O that the free would stamp the impious name, Of ----- into the dust! Or write it there So that this blot upon the page of fame, Were as a serpent’s path, which the light air Erases, etc., etc.
but the next speaks still more plainly:
O that the WISE from their bright minds
Such lamps within the dome of this wide world,
That the pale name of PRIEST might shrink and dwindle
Into the HELL from which it first was hurled!
This is exactly a versification of the foulest sentence that ever issued from the lips of Voltaire. Let us hope that Percy Bysshe Shelley is not destined to leave behind him, like that great genius, a name for ever detestable to the truly FREE and the truly WISE. He talks in his preface about MILTON, as a “Republican,” and a “bold inquirer into Morals and religion.” Could any thing make us despise Mr. Shelley’s understanding, it would be such an instance of voluntary blindness as this! Let us hope, that ere long a lamp of genuine truth may be kindled within his “bright mind”; and that he may walk in its light the path of the true demigods of English genius, having, like them, learned to “fear God and Honour the king.”
Started in 1824 to represent Radical opinions, the Westminster was associated, in its palmy days, with such “persons of importance” as George Eliot, George Henry Lewes, and J.S. Mill, retaining to the present moment an isolated preference for the expression of unconventional, and often outre opinions. It has always been somewhat fanatical and, now that really distinguished writers seldom enter its pages, has become associated, in the general view, with the promotion of fads.
Though Mill’s principle work was of a highly expert and technical nature, he had the rare power of conveying accurate expressions of sound thoughts in popular language; and he was conspicuous for the moral fervour of his opinions in practical politics. His fascinating autobiography is absolutely sincere, and very copious, in its revelations. It has been said, moreover, that he was “more at pains to conceal his originality” than “most writers are to set forth” this quality: and it was this characteristic which inspired his broad-minded conduct of the London Review, soon incorporated with the Westminster, which, after ten years as a contributor, he edited from 1834, and owned from 1837 until 1840. Here he made “a noble experiment to endeavour to combine opposites, and to maintain a perpetual attitude of sympathy with hostile opinions.” It was officially, the organ of Utilitarianism; but articles were frequently inserted requiring the editorial caveat.

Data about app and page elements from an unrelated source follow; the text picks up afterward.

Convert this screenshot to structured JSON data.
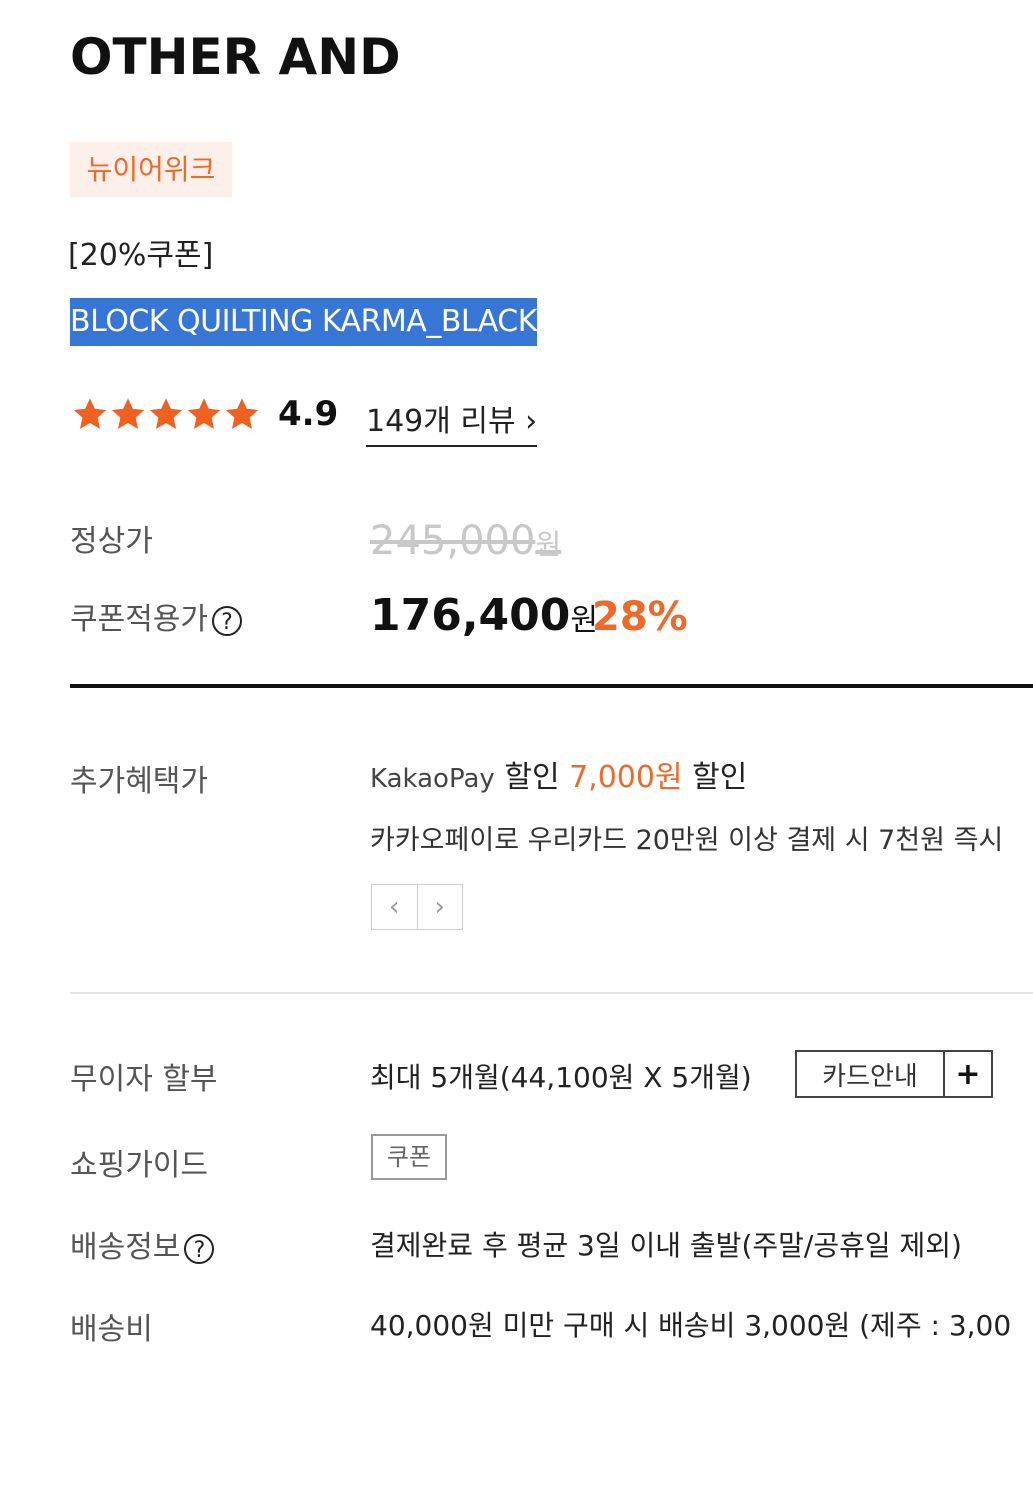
{
  "brand": "OTHER AND",
  "badge": "뉴이어위크",
  "coupon_tag": "[20%쿠폰]",
  "product_name": "BLOCK QUILTING KARMA_BLACK",
  "rating": {
    "stars": 5,
    "score": "4.9",
    "reviews_link": "149개 리뷰 ›"
  },
  "price": {
    "regular_label": "정상가",
    "regular_value": "245,000",
    "regular_unit": "원",
    "coupon_label": "쿠폰적용가",
    "coupon_help": "?",
    "coupon_value": "176,400",
    "coupon_unit": "원",
    "discount": "28%"
  },
  "benefit": {
    "label": "추가혜택가",
    "provider": "KakaoPay",
    "text1": "할인",
    "amount": "7,000원",
    "text2": "할인",
    "desc": "카카오페이로 우리카드 20만원 이상 결제 시 7천원 즉시",
    "prev": "‹",
    "next": "›"
  },
  "installment": {
    "label": "무이자 할부",
    "value": "최대 5개월(44,100원 X 5개월)",
    "card_button": "카드안내",
    "plus": "+"
  },
  "guide": {
    "label": "쇼핑가이드",
    "coupon_button": "쿠폰"
  },
  "shipping": {
    "label": "배송정보",
    "help": "?",
    "value": "결제완료 후 평균 3일 이내 출발(주말/공휴일 제외)"
  },
  "fee": {
    "label": "배송비",
    "value": "40,000원 미만 구매 시 배송비 3,000원 (제주 : 3,00"
  },
  "colors": {
    "accent": "#ee6a2a",
    "highlight": "#3776d4",
    "badge_bg": "#fdf0ea"
  }
}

It was the friend of liberty in every shape and form.
In a philosophic writer whose style was admittedly always literary, it is of special interest to notice that he so frequently chose a volume of poetry to review himself: and no better example of this work can be found than the following critique of Tennyson, which, again, may be most profitably compared with Gladstone’s. It proves that he loved poetry for its own sake.